> [What is required]: Reproduce the entries so that every line matches the original exactly.

> [Dataset records]:
━━━━━━━━━━
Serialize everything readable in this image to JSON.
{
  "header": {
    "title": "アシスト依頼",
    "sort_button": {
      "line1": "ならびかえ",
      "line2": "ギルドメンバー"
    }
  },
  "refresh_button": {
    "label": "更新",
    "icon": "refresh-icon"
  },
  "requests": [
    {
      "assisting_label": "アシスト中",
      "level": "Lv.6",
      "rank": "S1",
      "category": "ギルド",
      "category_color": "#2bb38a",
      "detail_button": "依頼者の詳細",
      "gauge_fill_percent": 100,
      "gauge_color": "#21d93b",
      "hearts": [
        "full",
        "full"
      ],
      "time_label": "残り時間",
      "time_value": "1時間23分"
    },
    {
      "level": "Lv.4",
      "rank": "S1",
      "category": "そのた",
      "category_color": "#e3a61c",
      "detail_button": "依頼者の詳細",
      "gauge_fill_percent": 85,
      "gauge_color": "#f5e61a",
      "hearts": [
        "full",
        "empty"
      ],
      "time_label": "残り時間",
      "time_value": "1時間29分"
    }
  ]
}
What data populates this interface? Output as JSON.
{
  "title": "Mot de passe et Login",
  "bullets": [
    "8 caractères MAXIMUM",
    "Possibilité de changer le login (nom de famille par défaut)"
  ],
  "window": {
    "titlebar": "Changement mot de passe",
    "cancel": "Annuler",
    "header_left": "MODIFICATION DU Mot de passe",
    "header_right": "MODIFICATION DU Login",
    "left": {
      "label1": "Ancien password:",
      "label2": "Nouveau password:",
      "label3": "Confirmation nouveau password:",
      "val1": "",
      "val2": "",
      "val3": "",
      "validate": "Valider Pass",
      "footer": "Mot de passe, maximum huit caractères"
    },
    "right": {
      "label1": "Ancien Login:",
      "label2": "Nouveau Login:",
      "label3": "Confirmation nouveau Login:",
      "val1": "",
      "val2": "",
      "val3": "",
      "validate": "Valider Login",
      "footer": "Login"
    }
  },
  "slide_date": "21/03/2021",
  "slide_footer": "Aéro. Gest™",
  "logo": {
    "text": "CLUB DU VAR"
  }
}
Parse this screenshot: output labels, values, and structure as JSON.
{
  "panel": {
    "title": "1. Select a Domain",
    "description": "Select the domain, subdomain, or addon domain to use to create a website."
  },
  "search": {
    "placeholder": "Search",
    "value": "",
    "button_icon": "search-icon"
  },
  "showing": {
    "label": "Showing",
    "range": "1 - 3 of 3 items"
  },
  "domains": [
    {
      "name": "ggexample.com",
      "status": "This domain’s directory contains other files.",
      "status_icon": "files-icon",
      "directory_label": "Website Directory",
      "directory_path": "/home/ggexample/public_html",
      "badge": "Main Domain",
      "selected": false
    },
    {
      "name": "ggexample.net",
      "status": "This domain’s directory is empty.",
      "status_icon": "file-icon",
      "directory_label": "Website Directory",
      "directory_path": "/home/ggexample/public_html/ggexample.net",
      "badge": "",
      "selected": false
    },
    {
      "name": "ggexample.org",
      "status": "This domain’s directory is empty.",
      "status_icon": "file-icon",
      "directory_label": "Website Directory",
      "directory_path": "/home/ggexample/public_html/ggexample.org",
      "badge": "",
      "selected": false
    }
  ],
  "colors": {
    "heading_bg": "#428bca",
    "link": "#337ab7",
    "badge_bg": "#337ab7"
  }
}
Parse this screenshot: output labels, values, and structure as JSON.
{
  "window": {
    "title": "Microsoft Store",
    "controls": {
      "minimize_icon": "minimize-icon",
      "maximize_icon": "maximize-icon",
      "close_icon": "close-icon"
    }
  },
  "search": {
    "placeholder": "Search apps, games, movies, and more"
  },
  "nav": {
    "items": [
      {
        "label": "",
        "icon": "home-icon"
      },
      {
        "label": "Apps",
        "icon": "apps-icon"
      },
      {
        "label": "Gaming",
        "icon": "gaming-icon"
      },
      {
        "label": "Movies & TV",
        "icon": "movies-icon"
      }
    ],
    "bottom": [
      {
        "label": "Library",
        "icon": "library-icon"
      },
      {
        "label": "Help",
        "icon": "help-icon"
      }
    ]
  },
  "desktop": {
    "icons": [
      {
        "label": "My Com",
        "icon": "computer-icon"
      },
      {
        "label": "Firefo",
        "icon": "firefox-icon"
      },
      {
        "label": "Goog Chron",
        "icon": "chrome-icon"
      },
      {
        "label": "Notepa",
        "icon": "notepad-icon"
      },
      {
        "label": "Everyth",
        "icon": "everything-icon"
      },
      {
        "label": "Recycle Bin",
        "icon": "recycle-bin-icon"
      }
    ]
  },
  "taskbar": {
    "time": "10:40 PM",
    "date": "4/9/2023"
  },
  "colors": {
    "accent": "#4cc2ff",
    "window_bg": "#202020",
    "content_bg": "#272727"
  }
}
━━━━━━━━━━
> [Result below]:
Serialize everything readable in this image to JSON.
{
  "header": {
    "title": "アシスト依頼",
    "sort_button": {
      "line1": "ならびかえ",
      "line2": "ギルドメンバー"
    }
  },
  "refresh_button": {
    "label": "更新",
    "icon": "refresh-icon"
  },
  "requests": [
    {
      "assisting_label": "アシスト中",
      "level": "Lv.6",
      "rank": "S1",
      "category": "ギルド",
      "category_color": "#2bb38a",
      "detail_button": "依頼者の詳細",
      "gauge_fill_percent": 100,
      "gauge_color": "#21d93b",
      "hearts": [
        "full",
        "full"
      ],
      "time_label": "残り時間",
      "time_value": "1時間23分"
    },
    {
      "level": "Lv.4",
      "rank": "S1",
      "category": "そのた",
      "category_color": "#e3a61c",
      "detail_button": "依頼者の詳細",
      "gauge_fill_percent": 85,
      "gauge_color": "#f5e61a",
      "hearts": [
        "full",
        "empty"
      ],
      "time_label": "残り時間",
      "time_value": "1時間29分"
    }
  ]
}
What data populates this interface? Output as JSON.
{
  "title": "Mot de passe et Login",
  "bullets": [
    "8 caractères MAXIMUM",
    "Possibilité de changer le login (nom de famille par défaut)"
  ],
  "window": {
    "titlebar": "Changement mot de passe",
    "cancel": "Annuler",
    "header_left": "MODIFICATION DU Mot de passe",
    "header_right": "MODIFICATION DU Login",
    "left": {
      "label1": "Ancien password:",
      "label2": "Nouveau password:",
      "label3": "Confirmation nouveau password:",
      "val1": "",
      "val2": "",
      "val3": "",
      "validate": "Valider Pass",
      "footer": "Mot de passe, maximum huit caractères"
    },
    "right": {
      "label1": "Ancien Login:",
      "label2": "Nouveau Login:",
      "label3": "Confirmation nouveau Login:",
      "val1": "",
      "val2": "",
      "val3": "",
      "validate": "Valider Login",
      "footer": "Login"
    }
  },
  "slide_date": "21/03/2021",
  "slide_footer": "Aéro. Gest™",
  "logo": {
    "text": "CLUB DU VAR"
  }
}
Parse this screenshot: output labels, values, and structure as JSON.
{
  "panel": {
    "title": "1. Select a Domain",
    "description": "Select the domain, subdomain, or addon domain to use to create a website."
  },
  "search": {
    "placeholder": "Search",
    "value": "",
    "button_icon": "search-icon"
  },
  "showing": {
    "label": "Showing",
    "range": "1 - 3 of 3 items"
  },
  "domains": [
    {
      "name": "ggexample.com",
      "status": "This domain’s directory contains other files.",
      "status_icon": "files-icon",
      "directory_label": "Website Directory",
      "directory_path": "/home/ggexample/public_html",
      "badge": "Main Domain",
      "selected": false
    },
    {
      "name": "ggexample.net",
      "status": "This domain’s directory is empty.",
      "status_icon": "file-icon",
      "directory_label": "Website Directory",
      "directory_path": "/home/ggexample/public_html/ggexample.net",
      "badge": "",
      "selected": false
    },
    {
      "name": "ggexample.org",
      "status": "This domain’s directory is empty.",
      "status_icon": "file-icon",
      "directory_label": "Website Directory",
      "directory_path": "/home/ggexample/public_html/ggexample.org",
      "badge": "",
      "selected": false
    }
  ],
  "colors": {
    "heading_bg": "#428bca",
    "link": "#337ab7",
    "badge_bg": "#337ab7"
  }
}
Parse this screenshot: output labels, values, and structure as JSON.
{
  "window": {
    "title": "Microsoft Store",
    "controls": {
      "minimize_icon": "minimize-icon",
      "maximize_icon": "maximize-icon",
      "close_icon": "close-icon"
    }
  },
  "search": {
    "placeholder": "Search apps, games, movies, and more"
  },
  "nav": {
    "items": [
      {
        "label": "",
        "icon": "home-icon"
      },
      {
        "label": "Apps",
        "icon": "apps-icon"
      },
      {
        "label": "Gaming",
        "icon": "gaming-icon"
      },
      {
        "label": "Movies & TV",
        "icon": "movies-icon"
      }
    ],
    "bottom": [
      {
        "label": "Library",
        "icon": "library-icon"
      },
      {
        "label": "Help",
        "icon": "help-icon"
      }
    ]
  },
  "desktop": {
    "icons": [
      {
        "label": "My Com",
        "icon": "computer-icon"
      },
      {
        "label": "Firefo",
        "icon": "firefox-icon"
      },
      {
        "label": "Goog Chron",
        "icon": "chrome-icon"
      },
      {
        "label": "Notepa",
        "icon": "notepad-icon"
      },
      {
        "label": "Everyth",
        "icon": "everything-icon"
      },
      {
        "label": "Recycle Bin",
        "icon": "recycle-bin-icon"
      }
    ]
  },
  "taskbar": {
    "time": "10:40 PM",
    "date": "4/9/2023"
  },
  "colors": {
    "accent": "#4cc2ff",
    "window_bg": "#202020",
    "content_bg": "#272727"
  }
}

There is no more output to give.